We’ve all experienced a sick coworker in the office or even as students having a sick peer in our class. They show up coughing and sneezing and you think “oh wow, this is going to spread like wildfire.” Sure enough, within a day or so, other coworkers or peers come down with the same symptoms. Recently, we’ve all started pushing more for anyone who doesn’t feel well to take those sick days to avoid spreading it to others.
But germs aren’t the only things that are contagious. So are negative attitudes and feelings of frustration. These sentiments are especially contagious when the person feeling this way is the leader of an organization or team. So, leaders, how can you take care of your and your team’s mental and emotional well-being?
Self-Care Applies to Everyone
It can be challenging to maintain a positive demeanor day in and day out. We all have bad days but depending on how you address those aspects that make it ‘bad’ you can either improve the day going forward or sacrifice it altogether. As a leader, you are balancing the priorities of your team, your own wellness, and the expectations of your managers. There’s a reason that airlines tell us to put our oxygen masks on before helping those around us. If you aren’t at your best, how can you help your team be at theirs? Take those mental health days, prioritize checking in with yourself, and schedule some activities that bring you joy. These can all increase your likelihood of having positive days that you can then share with your team.
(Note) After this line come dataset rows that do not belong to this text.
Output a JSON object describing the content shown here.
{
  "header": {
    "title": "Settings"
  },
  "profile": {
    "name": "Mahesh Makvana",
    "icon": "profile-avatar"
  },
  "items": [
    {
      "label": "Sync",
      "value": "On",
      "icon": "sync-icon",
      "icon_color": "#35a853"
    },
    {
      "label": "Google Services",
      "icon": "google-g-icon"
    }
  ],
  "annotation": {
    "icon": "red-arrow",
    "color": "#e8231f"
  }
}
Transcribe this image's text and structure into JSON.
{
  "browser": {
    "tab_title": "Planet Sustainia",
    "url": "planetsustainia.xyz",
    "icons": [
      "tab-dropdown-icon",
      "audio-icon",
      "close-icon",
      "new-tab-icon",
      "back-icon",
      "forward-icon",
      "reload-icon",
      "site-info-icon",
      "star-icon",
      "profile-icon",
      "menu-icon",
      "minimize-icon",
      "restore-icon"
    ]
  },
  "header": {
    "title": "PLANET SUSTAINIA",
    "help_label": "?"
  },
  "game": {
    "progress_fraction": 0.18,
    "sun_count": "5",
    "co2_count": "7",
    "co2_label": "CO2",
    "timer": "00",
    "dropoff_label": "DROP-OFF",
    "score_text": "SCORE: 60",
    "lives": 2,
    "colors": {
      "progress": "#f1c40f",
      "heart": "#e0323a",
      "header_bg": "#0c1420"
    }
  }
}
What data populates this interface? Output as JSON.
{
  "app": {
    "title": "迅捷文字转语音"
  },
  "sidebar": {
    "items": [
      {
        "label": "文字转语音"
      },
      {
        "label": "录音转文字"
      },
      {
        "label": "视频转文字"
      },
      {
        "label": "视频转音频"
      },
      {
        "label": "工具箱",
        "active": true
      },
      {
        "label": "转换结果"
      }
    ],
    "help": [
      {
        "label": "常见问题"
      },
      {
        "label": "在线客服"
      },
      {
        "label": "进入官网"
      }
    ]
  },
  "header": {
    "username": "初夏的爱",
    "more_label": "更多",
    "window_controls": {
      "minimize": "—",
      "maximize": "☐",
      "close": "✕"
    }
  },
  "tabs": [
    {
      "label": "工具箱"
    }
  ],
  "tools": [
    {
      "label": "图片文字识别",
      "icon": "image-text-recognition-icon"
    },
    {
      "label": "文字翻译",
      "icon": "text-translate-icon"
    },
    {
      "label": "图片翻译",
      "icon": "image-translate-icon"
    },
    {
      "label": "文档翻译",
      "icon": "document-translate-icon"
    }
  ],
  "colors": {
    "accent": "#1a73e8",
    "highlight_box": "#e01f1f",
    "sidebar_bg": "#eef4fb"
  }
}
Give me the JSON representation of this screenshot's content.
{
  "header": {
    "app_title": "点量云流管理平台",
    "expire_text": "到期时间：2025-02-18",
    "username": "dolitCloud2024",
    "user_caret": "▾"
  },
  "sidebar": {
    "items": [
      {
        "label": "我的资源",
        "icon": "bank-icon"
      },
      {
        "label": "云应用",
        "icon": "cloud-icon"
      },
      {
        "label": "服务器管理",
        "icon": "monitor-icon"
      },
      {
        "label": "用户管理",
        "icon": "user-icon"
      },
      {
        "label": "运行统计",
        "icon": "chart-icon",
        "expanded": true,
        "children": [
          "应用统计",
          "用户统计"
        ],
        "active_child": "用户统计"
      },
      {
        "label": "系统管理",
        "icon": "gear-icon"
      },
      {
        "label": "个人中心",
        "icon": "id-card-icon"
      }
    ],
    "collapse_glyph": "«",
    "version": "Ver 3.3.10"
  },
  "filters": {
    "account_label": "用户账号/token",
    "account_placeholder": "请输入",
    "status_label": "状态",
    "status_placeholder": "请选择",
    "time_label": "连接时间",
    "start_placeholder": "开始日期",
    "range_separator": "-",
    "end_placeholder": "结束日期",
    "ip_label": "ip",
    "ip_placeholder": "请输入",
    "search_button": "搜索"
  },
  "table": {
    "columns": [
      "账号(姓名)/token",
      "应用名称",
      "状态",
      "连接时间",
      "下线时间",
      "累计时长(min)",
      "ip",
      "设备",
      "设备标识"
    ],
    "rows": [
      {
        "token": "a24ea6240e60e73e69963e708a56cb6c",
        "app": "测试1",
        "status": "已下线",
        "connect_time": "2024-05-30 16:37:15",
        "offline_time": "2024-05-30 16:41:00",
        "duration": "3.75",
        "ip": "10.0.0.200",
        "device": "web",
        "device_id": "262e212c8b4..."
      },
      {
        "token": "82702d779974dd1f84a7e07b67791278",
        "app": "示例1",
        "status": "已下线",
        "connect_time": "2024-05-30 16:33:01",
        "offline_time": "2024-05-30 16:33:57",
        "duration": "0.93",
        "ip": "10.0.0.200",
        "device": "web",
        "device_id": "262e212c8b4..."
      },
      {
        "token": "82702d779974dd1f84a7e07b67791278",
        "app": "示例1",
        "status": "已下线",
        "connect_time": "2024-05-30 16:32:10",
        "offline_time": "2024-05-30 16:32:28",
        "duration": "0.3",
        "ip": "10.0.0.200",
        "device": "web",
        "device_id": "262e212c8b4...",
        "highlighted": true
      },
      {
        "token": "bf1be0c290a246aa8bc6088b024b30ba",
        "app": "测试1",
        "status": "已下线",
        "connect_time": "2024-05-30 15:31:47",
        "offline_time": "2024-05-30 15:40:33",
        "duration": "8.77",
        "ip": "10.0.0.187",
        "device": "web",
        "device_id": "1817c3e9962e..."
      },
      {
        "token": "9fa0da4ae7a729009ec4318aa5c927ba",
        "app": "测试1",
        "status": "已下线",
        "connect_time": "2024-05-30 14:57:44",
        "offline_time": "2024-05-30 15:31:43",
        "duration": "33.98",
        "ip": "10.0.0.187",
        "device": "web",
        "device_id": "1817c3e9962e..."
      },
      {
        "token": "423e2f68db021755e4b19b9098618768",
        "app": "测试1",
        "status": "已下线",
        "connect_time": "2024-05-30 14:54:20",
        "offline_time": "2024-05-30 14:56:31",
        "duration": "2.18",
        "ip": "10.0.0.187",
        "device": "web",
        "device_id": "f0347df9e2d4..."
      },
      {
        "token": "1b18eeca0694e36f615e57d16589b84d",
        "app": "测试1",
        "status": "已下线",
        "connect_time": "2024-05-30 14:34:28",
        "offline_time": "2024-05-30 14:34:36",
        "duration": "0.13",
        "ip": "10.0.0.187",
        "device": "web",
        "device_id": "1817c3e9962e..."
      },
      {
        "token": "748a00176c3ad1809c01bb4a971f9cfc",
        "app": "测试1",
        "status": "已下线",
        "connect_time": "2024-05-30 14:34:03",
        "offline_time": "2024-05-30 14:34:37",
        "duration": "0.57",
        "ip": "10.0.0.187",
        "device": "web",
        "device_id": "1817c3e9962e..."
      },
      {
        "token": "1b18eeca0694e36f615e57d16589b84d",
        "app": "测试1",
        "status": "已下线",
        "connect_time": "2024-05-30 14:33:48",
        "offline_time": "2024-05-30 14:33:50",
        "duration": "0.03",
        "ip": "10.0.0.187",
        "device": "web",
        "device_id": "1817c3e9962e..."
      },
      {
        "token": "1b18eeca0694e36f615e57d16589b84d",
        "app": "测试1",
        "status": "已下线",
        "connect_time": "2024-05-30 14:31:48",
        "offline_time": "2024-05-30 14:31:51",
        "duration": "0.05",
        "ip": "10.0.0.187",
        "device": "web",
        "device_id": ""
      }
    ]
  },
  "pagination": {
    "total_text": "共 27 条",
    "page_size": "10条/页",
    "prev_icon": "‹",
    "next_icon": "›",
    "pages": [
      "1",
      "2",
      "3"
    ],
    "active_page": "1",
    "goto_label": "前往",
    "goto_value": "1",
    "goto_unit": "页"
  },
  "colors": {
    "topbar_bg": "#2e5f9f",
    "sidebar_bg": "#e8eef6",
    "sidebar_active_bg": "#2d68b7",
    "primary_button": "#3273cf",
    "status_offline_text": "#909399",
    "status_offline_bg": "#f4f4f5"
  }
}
Effects of Happy Leaders
In the same way that negativity can impact employee engagement and wellbeing, the reverse is true for positivity. There is power in positivity and it can permeate a whole organization, but it needs to start somewhere. We know that employees who are happier and more engaged exert 57% more effort and a lot of their happiness depends on the environment they are working in. Leaders who spread positivity, check in with teams on mental well-being, and are generally supportive can foster growth and promote happier teams. According to Associations Now, “wellness efforts succeed best when leaders demonstrate their full investment in them.”
How to Spread Happiness
- Walk the talk by creating a positive environment for your employees. Try not to let your negativity spill over onto your team. If you’re having a rough day, take care of yourself first so you can be the best version of you for your team. Speak positively to them and support them in their work whether through words of affirmation or offering help if they need it.
- Include your team in plans and decision-making. George Karseras, author of 'Build Better Teams: Creating Winning Teams in the Digital Age,' advises, “start by building cognitive trust by ensuring the team is united on why it exists, the goals it shares, and the plans required to get there.” Your team wants to know that they and the role they fill matter to you and the organization. Involving them in creating a path towards success and valuing their input is a great way to reassure them of their importance.
- Build individual rapport with them through formal and informal interactions. Show them that you are invested in them as individuals and not just as employees in an organization. Nic Marks, who is the creator of the Happy Planet Index, also advises leaders to have one-to-one meetings with team members at least once a month. This may seem like a lot compared to annual reviews but with time it’s become apparent that these far and few between wellness surveys aren't as indicative of employees' active committed enthusiasm.
- Surprise and recognize them for the work and effort they put in daily. Whether big or small, accomplishments deserve to be acknowledged and in doing so, you run the chance of more progress being made because they see that you notice. It can be in those one-on-one meetings that you praise them for a job well done, or take the team for lunch if they accomplish a milestone. Whatever it is, show them you are paying attention and that you appreciate them.
Mental Well-Being for the Whole Team
A sneeze is as contagious as a smile, and even though it sounds cliché, it’s time that we start understanding its power. Whatever position you have at an organization, you have an impact, through your work and your presence. Taking care of your mental well-being is not only important for your overall health, but also for the health of your teammates. Being a leader means being an example and showing your team that you value them and they should value themselves too.